Only the number is wanted: how many lines of the listing below contain "Corps"?

Top of Dataset records

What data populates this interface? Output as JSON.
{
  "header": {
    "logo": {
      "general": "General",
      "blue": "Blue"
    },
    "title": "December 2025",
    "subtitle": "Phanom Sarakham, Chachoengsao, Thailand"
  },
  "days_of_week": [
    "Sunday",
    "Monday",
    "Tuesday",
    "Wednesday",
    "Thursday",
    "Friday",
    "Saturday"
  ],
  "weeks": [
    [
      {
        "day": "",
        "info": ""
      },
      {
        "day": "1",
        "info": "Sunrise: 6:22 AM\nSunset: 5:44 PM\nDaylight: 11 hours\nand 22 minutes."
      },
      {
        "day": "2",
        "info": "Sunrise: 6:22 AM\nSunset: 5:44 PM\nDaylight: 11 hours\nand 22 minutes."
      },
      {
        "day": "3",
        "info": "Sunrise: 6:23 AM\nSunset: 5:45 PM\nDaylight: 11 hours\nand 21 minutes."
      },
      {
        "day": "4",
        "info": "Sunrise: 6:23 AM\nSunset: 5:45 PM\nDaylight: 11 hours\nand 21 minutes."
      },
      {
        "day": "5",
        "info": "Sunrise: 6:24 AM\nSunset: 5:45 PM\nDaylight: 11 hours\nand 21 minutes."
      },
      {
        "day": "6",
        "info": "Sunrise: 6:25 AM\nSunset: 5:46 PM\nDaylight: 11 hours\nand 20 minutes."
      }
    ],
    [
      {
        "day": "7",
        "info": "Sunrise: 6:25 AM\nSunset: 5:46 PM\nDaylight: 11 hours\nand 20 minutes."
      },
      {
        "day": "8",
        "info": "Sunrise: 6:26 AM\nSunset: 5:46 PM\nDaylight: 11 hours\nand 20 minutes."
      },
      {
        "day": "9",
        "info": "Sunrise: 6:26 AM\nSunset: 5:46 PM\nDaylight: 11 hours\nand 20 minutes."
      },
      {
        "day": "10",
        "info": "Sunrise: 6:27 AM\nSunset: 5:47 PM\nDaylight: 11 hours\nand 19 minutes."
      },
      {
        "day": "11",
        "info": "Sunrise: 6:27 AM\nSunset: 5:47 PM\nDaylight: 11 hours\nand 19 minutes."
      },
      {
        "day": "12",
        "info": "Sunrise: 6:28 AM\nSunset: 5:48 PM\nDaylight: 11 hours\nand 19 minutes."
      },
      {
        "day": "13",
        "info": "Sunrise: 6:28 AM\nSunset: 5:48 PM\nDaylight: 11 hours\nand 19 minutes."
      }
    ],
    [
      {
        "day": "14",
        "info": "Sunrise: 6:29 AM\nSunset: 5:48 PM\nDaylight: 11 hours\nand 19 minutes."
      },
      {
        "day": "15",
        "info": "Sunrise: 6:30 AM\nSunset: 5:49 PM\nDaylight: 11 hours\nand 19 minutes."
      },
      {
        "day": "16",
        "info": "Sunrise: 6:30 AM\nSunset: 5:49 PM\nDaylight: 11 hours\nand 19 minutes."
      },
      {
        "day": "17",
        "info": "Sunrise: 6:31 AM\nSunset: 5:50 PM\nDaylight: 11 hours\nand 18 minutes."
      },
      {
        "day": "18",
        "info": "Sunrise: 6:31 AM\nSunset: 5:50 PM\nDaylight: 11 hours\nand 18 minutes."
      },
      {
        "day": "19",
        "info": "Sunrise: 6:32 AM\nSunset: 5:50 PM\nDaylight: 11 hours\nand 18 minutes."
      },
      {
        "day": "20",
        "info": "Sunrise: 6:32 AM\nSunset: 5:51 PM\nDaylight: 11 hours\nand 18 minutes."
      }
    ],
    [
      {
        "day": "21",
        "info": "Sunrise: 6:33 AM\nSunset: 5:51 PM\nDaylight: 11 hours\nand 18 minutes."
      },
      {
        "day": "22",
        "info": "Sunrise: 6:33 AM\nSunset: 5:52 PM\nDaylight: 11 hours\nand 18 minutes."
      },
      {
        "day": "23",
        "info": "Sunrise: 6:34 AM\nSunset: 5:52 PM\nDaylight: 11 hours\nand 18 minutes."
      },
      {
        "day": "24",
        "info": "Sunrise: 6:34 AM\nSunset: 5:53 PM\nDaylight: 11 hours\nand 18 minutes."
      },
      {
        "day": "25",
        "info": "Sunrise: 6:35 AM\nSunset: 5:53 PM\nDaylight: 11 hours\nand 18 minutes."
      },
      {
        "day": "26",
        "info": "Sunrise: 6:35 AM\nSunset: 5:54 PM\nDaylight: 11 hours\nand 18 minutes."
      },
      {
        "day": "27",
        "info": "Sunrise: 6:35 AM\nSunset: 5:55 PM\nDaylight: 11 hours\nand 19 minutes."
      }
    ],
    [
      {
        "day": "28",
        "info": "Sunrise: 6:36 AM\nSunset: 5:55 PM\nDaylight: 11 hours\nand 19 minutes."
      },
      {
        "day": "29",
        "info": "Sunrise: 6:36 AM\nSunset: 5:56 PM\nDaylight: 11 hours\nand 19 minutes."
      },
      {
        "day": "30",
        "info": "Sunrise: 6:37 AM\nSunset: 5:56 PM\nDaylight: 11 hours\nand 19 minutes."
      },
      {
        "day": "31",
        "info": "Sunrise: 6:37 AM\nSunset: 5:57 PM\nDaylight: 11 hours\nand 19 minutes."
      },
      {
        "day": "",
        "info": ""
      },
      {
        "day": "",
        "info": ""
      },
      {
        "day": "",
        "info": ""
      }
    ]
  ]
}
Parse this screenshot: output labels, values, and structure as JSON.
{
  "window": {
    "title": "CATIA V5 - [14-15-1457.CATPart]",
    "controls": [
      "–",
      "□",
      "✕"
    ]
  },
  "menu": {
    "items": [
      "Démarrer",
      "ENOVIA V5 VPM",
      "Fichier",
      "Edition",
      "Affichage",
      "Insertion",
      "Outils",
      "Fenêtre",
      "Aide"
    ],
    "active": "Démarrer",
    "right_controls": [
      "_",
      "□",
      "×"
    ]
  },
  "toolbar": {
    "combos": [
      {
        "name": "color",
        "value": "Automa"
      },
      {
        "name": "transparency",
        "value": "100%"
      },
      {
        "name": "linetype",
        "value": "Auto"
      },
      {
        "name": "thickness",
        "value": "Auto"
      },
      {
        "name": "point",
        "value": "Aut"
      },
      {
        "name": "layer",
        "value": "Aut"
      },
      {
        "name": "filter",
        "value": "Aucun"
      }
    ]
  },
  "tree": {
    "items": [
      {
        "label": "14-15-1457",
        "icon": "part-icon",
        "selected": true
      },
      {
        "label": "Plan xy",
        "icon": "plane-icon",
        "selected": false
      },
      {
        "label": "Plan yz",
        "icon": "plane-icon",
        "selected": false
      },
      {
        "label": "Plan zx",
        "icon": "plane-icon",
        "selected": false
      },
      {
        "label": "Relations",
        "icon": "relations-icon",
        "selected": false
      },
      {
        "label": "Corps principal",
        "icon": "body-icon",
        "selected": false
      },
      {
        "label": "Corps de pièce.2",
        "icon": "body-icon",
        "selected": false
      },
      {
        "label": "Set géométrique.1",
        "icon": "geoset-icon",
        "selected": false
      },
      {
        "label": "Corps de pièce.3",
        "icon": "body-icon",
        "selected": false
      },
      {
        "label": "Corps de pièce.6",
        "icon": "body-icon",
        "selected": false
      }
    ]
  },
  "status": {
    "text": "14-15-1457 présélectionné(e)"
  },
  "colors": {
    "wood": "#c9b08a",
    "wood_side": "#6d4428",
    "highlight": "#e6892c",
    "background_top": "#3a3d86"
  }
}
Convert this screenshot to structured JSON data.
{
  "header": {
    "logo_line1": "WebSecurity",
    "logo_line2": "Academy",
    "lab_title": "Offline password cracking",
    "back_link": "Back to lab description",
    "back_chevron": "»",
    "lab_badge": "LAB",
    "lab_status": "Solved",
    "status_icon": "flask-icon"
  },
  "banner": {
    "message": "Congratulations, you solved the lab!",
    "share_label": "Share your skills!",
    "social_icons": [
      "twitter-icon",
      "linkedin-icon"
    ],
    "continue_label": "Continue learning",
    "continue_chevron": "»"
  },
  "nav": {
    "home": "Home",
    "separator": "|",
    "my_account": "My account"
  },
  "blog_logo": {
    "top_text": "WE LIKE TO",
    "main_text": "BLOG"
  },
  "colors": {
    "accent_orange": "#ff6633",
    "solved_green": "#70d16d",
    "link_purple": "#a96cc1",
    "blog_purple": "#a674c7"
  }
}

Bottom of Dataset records

» Written answer:
4